This is a case of mechanical small bowel obstruction secondary to an enterolith/bezoar the likely source of which is jejunal diverticulosis
Q2 : What is the differential diagnosis?
This includes the various intraluminal causes of small bowel obstruction such as:
True foreign bodies: metallic, plastic.
Q3: What are the other possible complications of the primary disease of the small bowel?
The possible complications include:
Obstruction: 1. True obstruction due to enterolith, diverticulitis, adhesions associated with inflammation, volvulus about the adhesions, and intussuception. 2. Pseudo-obstruction or motility disorder.
Malabsorption due to stasis and bacterial overgrowth.
Q4: What are the possible treatment options?
The simplest surgical option for small or crushable enteroliths is to milk them distally into the caecum and allow them to pass naturally. If this is not possible, the treatment of this condition is an enterotomy to remove the enterolith with or without resection of the segment of small bowel involved with diverticulosis. Resection may be advocated if the diverticulosis is localised, and is recommended for the other forms of obstruction, haemorrhage, and patients with malabsorption who do not respond to conservative management.
The findings at laparotomy were as follows: dilated loops of small bowel seen to midileum. Obstruction at this point was due to an enterolith with collapsed distal bowel (see fig 3 in questions (p 626) and fig 1 below). Two large jejunal diverticulae 12 and 24 inches from the duodenojejunal flexure seen which were palpably empty. The gallbladder was normal with no palpable gallstones. The enterolith was milked proximally and removed via a longitudinal antimesenteric enterotomy which was closed transversely, without resection of the diverticular segment. At laparotomy it is essential to rule out the other causes of enteroliths such as gallstones (as evidenced by a cholecyst-duodenal/jejunal fistula) and to carefully palpate the entire length of the small bowel including the diverticulae for further enteroliths.
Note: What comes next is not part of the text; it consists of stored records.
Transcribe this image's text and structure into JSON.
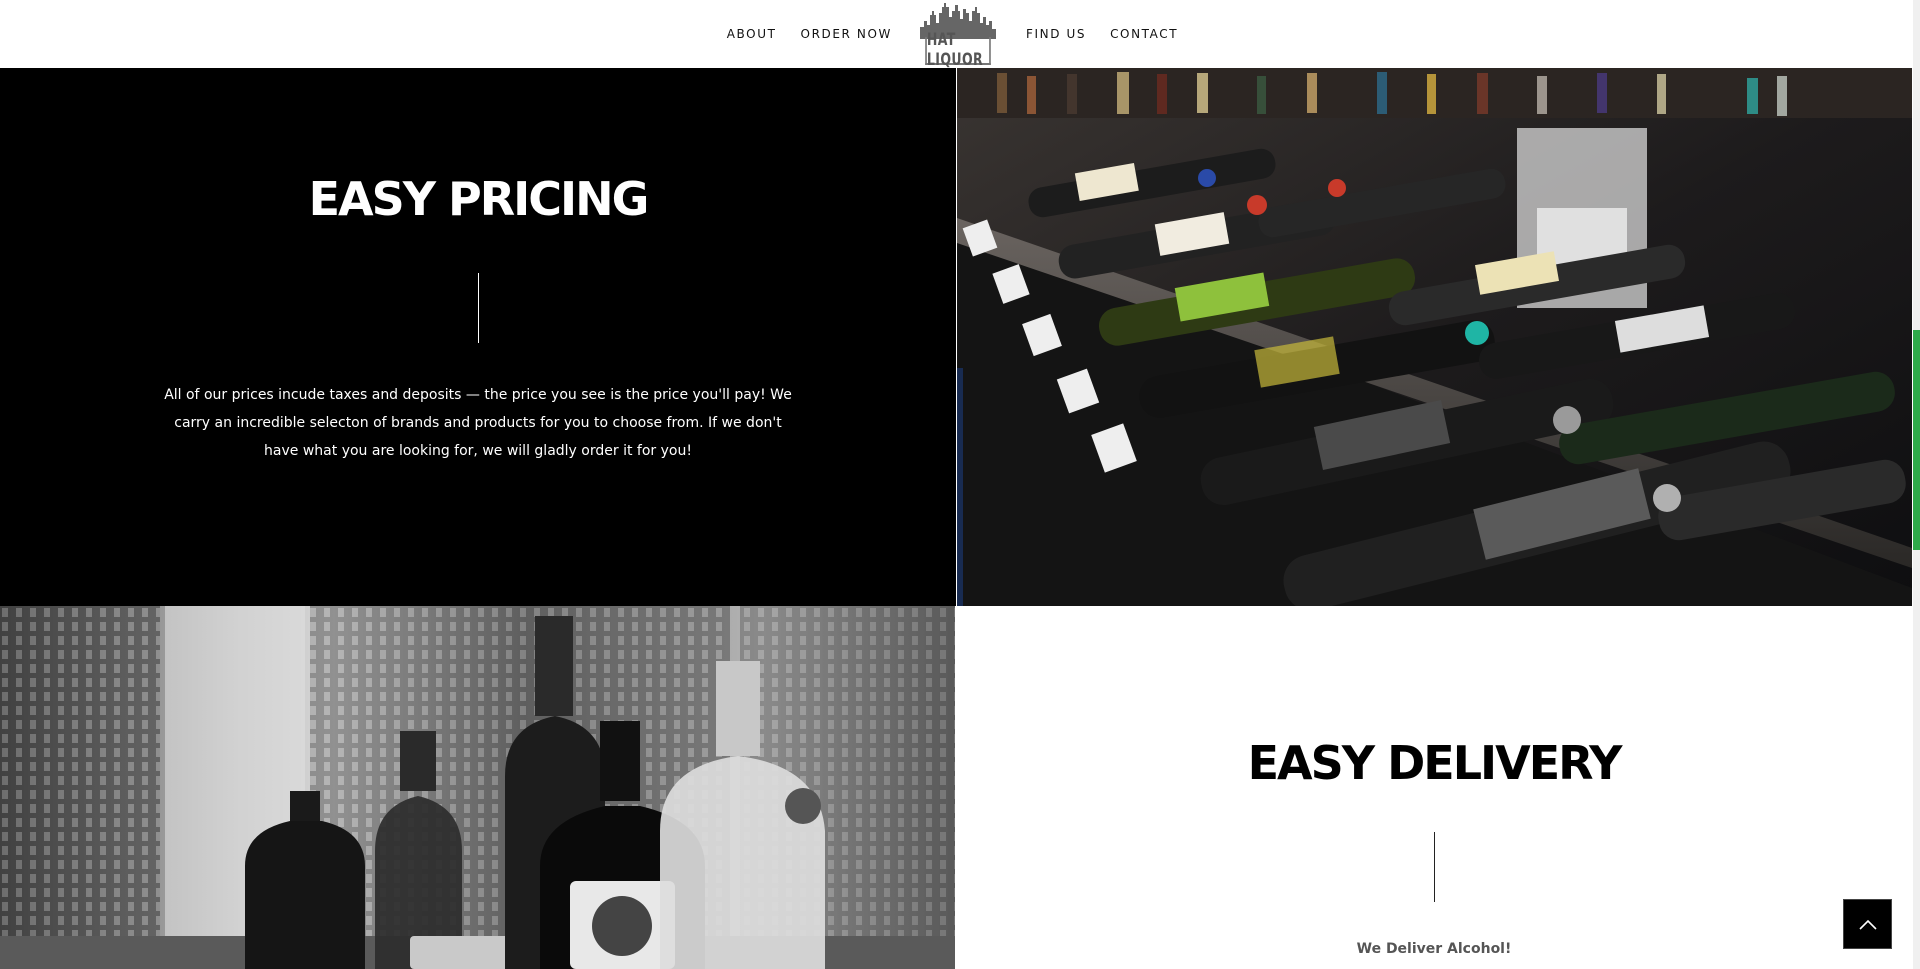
{
  "nav": {
    "left": [
      "ABOUT",
      "ORDER NOW"
    ],
    "right": [
      "FIND US",
      "CONTACT"
    ],
    "logo_text": "HAT LIQUOR"
  },
  "pricing": {
    "title": "EASY PRICING",
    "body": "All of our prices incude taxes and deposits — the price you see is the price you'll pay! We carry an incredible selecton of brands and products for you to choose from. If we don't have what you are looking for, we will gladly order it for you!"
  },
  "delivery": {
    "title": "EASY DELIVERY",
    "subtitle": "We Deliver Alcohol!"
  },
  "images": {
    "wine_photo": "wine-bottles-on-display-rack",
    "bottles_photo": "spirit-bottles-black-and-white"
  },
  "icons": {
    "back_to_top": "chevron-up-icon"
  },
  "colors": {
    "dark_section": "#000000",
    "light_section": "#ffffff",
    "scroll_accent": "#2eaa4a"
  }
}
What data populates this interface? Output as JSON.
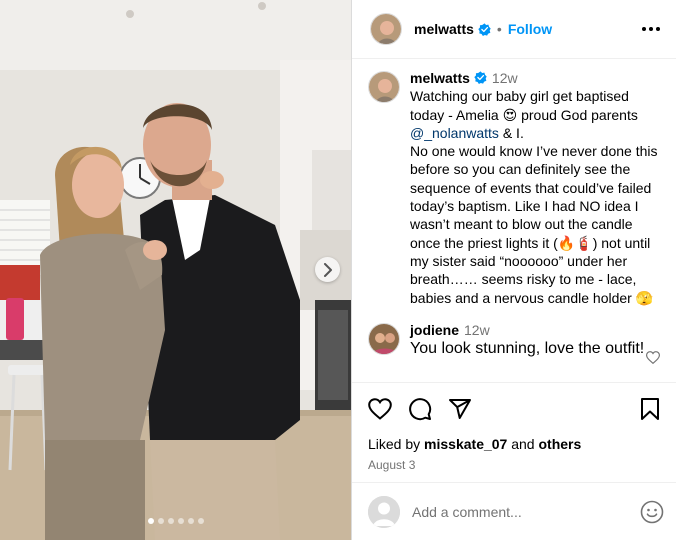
{
  "post": {
    "username": "melwatts",
    "follow_label": "Follow",
    "separator": "•"
  },
  "caption": {
    "username": "melwatts",
    "time": "12w",
    "line1": "Watching our baby girl get baptised today - Amelia 😍 proud God parents",
    "mention": "@_nolanwatts",
    "line1_end": " & I.",
    "paragraph2": "No one would know I’ve never done this before so you can definitely see the sequence of events that could’ve failed today’s baptism. Like I had NO idea I wasn’t meant to blow out the candle once the priest lights it (🔥🧯) not until my sister said “noooooo” under her breath…… seems risky to me - lace, babies and a nervous candle holder 🫣"
  },
  "reply": {
    "username": "jodiene",
    "time": "12w",
    "text": "You look stunning, love the outfit!"
  },
  "likes": {
    "prefix": "Liked by ",
    "user": "misskate_07",
    "middle": " and ",
    "others": "others"
  },
  "date": "August 3",
  "add_comment": {
    "placeholder": "Add a comment..."
  },
  "carousel": {
    "dot_count": 6,
    "active_index": 0
  },
  "icons": {
    "verified": "verified-badge-icon",
    "more": "more-options-icon",
    "like": "heart-icon",
    "comment": "comment-icon",
    "share": "share-icon",
    "save": "bookmark-icon",
    "emoji": "emoji-icon",
    "next": "chevron-right-icon"
  },
  "colors": {
    "accent": "#0095f6",
    "mention": "#00376b",
    "verified": "#0095f6",
    "muted": "#737373"
  }
}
Bezoars are masses of solidified organic or non-biological material commonly found in the stomach or small bowel. Four types have been described based on their composition: phytobezoars (containing fibre and cellulose), trichobezoar, lactobezoars, and miscellaneous. The last group includes medications (hydroscopic bulk laxatives, cholestyramine, non-absorbable antacids, vitamin C tablets, and Isocal tube feeds), parasites (Ascaris lumbricoides or roundworm), and synthetic fibre.1–3 A case of carpet fibre bezoar forming at the site of a stapled intestinal anastamosis in a child with pica has been described.3 In general, the formation of bezoars in the small intestine appears to be at sites of stasis such as blind loops, tumours, and diverticulae (duodenal, jejunal, and Meckels’).4–7
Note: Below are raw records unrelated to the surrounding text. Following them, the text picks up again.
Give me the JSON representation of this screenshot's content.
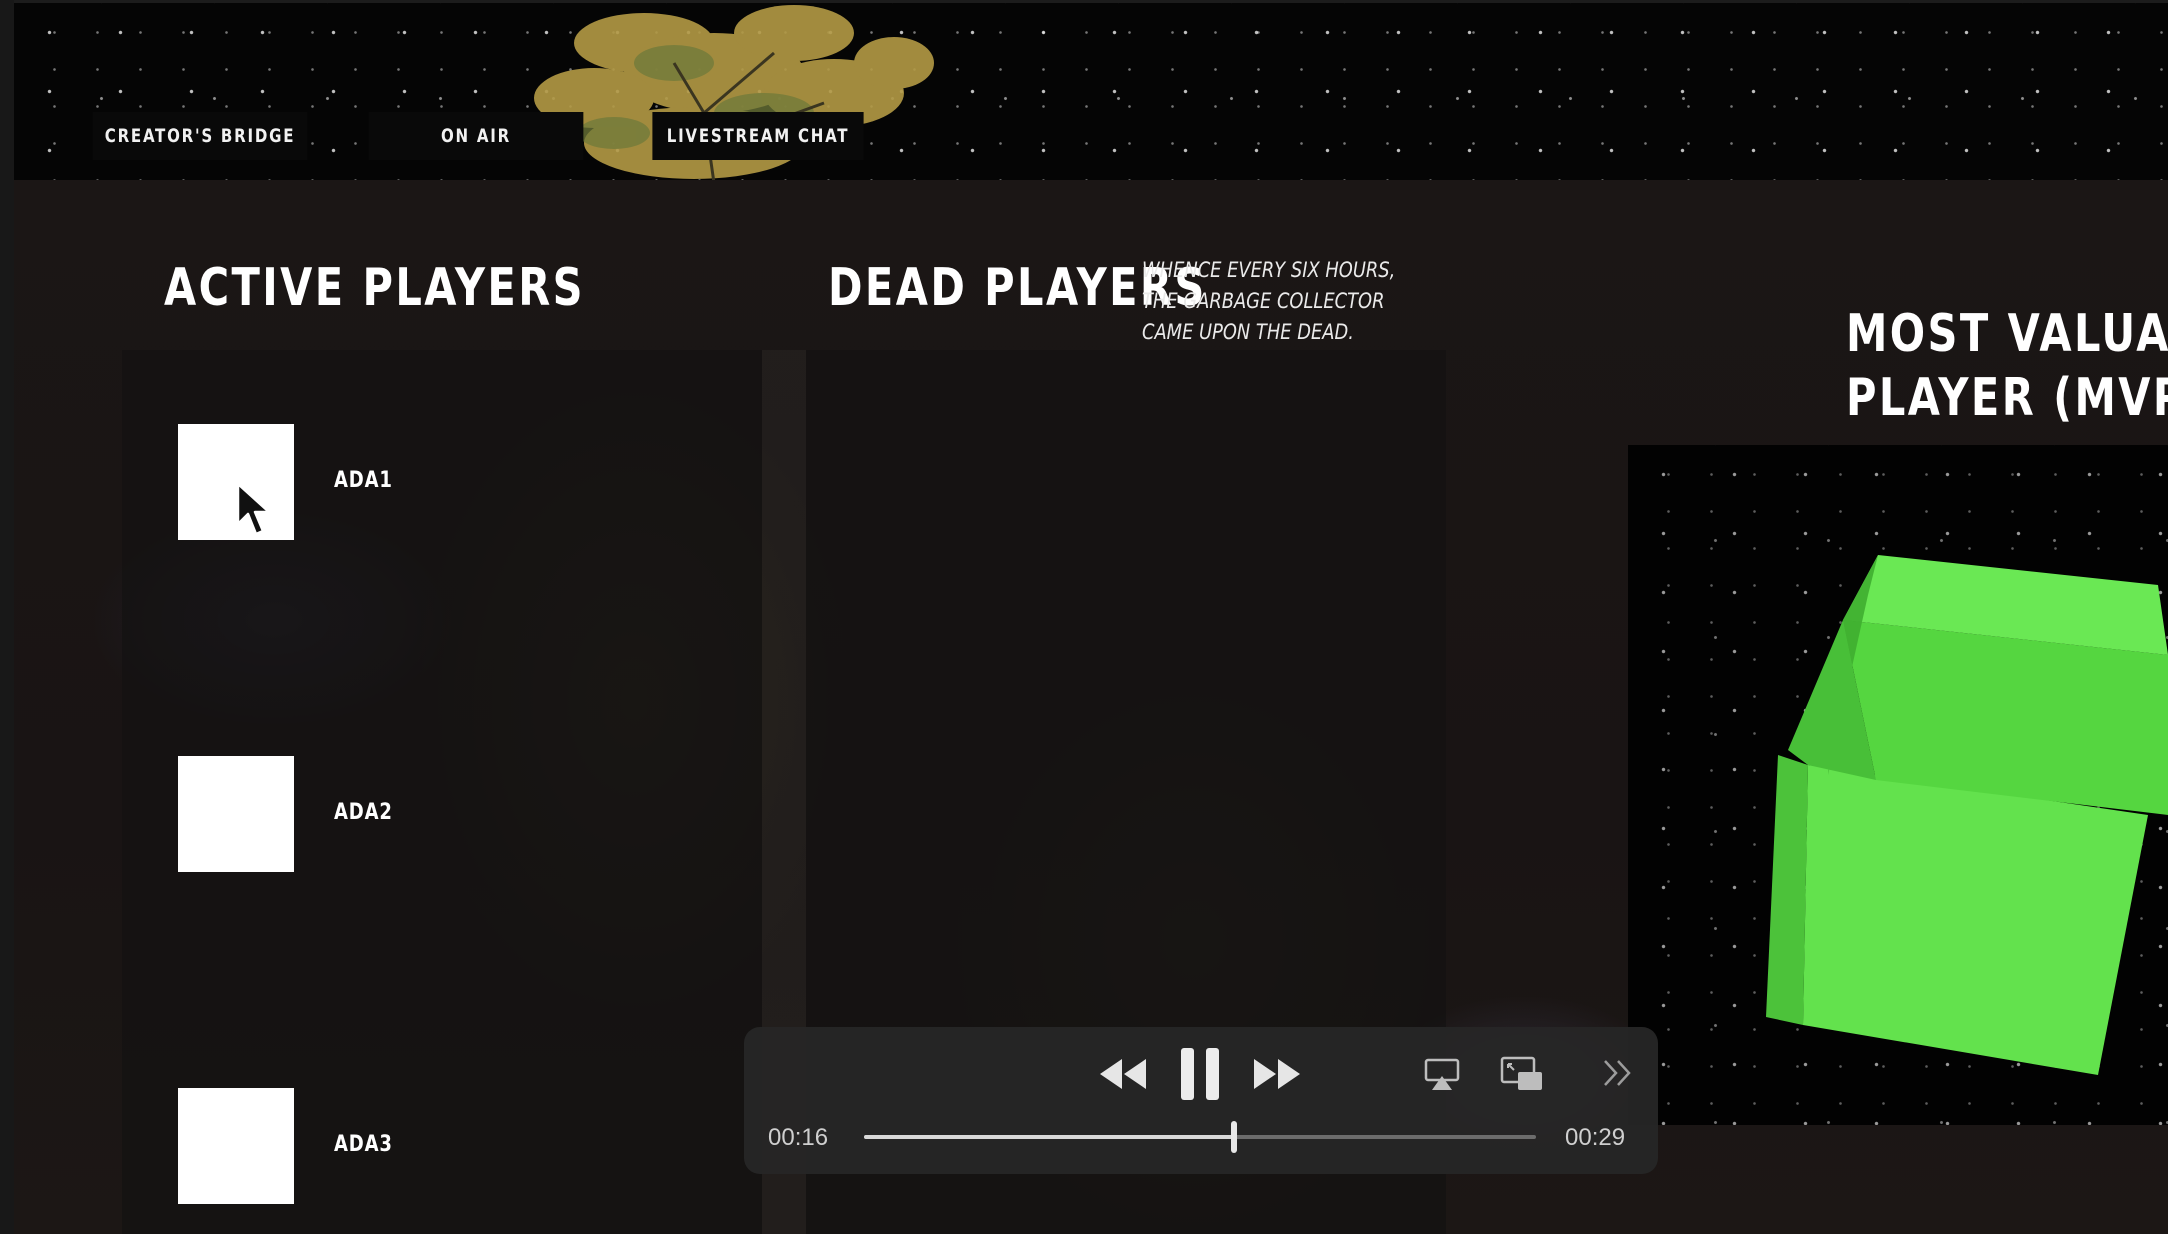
{
  "nav": {
    "creators_bridge": "CREATOR'S BRIDGE",
    "on_air": "ON AIR",
    "livestream_chat": "LIVESTREAM CHAT"
  },
  "sections": {
    "active_title": "ACTIVE PLAYERS",
    "dead_title": "DEAD PLAYERS",
    "dead_note": "WHENCE EVERY SIX HOURS, THE GARBAGE COLLECTOR CAME UPON THE DEAD.",
    "mvp_title_line1": "MOST VALUABLE",
    "mvp_title_line2": "PLAYER (MVP)"
  },
  "active_players": [
    {
      "name": "ADA1"
    },
    {
      "name": "ADA2"
    },
    {
      "name": "ADA3"
    }
  ],
  "player": {
    "current_time": "00:16",
    "duration": "00:29",
    "progress": 0.55,
    "icons": [
      "rewind-icon",
      "pause-icon",
      "fast-forward-icon",
      "airplay-icon",
      "picture-in-picture-icon",
      "more-controls-icon"
    ]
  },
  "colors": {
    "mvp_cube": "#5fe04a",
    "nav_button_bg": "#090909",
    "controller_bg": "#262626"
  }
}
The incidence of acquired jejunal diverticulosis varies from 0.2% to 1.3% on necropsy studies to 2.3% on enteroclysis.8 It is associated in 33% to 75% of cases with diverticula elsewhere in the gastrointestinal tract. Enteroliths that form in the proximal small bowel contain bile salts and are frequently radiolucent whereas as many as a third of those that form in the ileum are radio-opaque because of precipitation of mineral salts in an alkaline environment.9
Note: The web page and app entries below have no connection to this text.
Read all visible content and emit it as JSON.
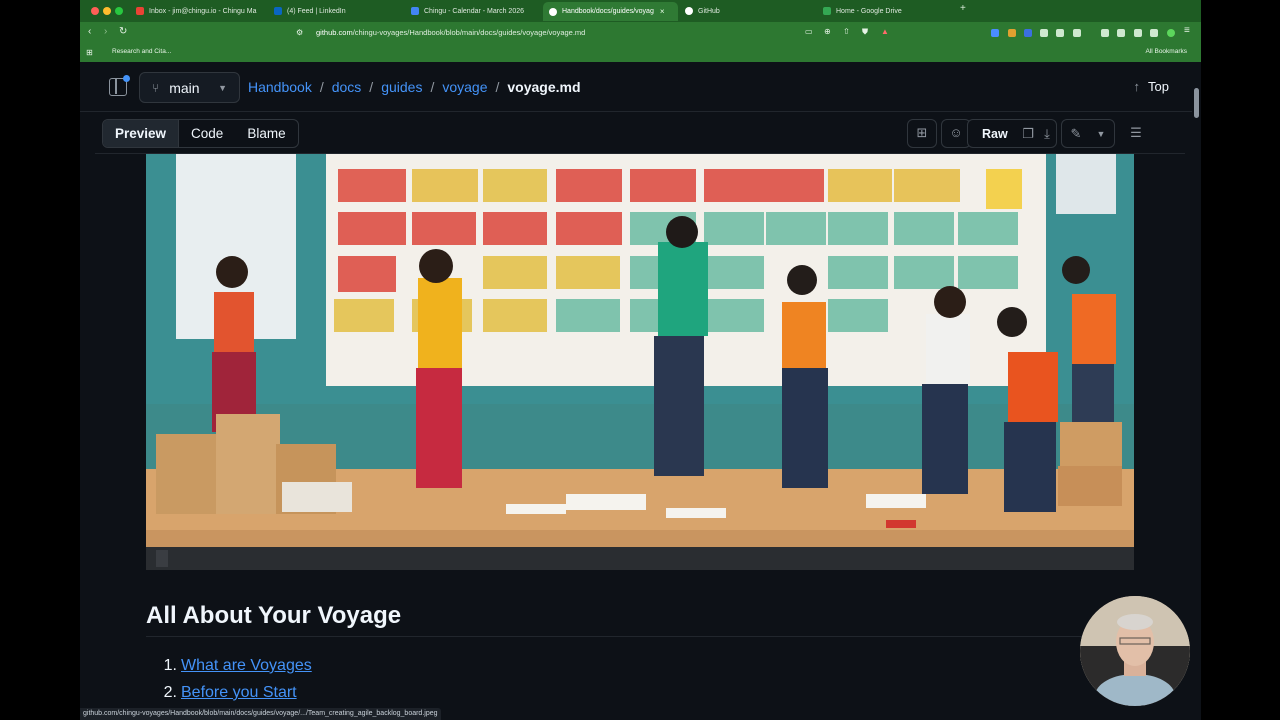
{
  "browser": {
    "tabs": [
      {
        "label": "Inbox - jim@chingu.io - Chingu Ma",
        "icon": "gmail-icon"
      },
      {
        "label": "(4) Feed | LinkedIn",
        "icon": "linkedin-icon"
      },
      {
        "label": "Chingu - Calendar - March 2026",
        "icon": "calendar-icon"
      },
      {
        "label": "Handbook/docs/guides/voyag",
        "icon": "github-icon",
        "active": true
      },
      {
        "label": "GitHub",
        "icon": "github-icon"
      },
      {
        "label": "Home - Google Drive",
        "icon": "drive-icon"
      }
    ],
    "new_tab": "+",
    "url_host": "github.com",
    "url_path": "/chingu-voyages/Handbook/blob/main/docs/guides/voyage/voyage.md",
    "bookmarks": {
      "apps": "⊞",
      "research": "Research and Cita...",
      "all": "All Bookmarks"
    }
  },
  "github": {
    "branch": "main",
    "breadcrumb": [
      "Handbook",
      "docs",
      "guides",
      "voyage"
    ],
    "breadcrumb_sep": "/",
    "current_file": "voyage.md",
    "top_label": "Top",
    "view_tabs": {
      "preview": "Preview",
      "code": "Code",
      "blame": "Blame"
    },
    "raw_label": "Raw"
  },
  "content": {
    "heading": "All About Your Voyage",
    "toc": [
      {
        "num": "1.",
        "label": "What are Voyages"
      },
      {
        "num": "2.",
        "label": "Before you Start"
      }
    ]
  },
  "status_url": "github.com/chingu-voyages/Handbook/blob/main/docs/guides/voyage/.../Team_creating_agile_backlog_board.jpeg",
  "colors": {
    "accent": "#4493f8",
    "tab_strip": "#1e5c23",
    "toolbar": "#2d7831",
    "page_bg": "#0d1117"
  }
}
The diagnosis is therefore rarely made on the preoperative plain abdominal radiograph. Computed tomography is the modality of choice for investigating patients with higher grades of small bowel obstruction where early surgical intervention is contemplated.10 There is an increasing tendency to utilise computed tomography to help define the cause, severity, and complications of small bowel obstruction due to the unreliability of clinical signs to predict accurately those patients requiring early intervention.11
This is an unusual cause of small bowel obstruction that needs prompt diagnosis and operative treatment.
Enterolith causing small bowel obstruction.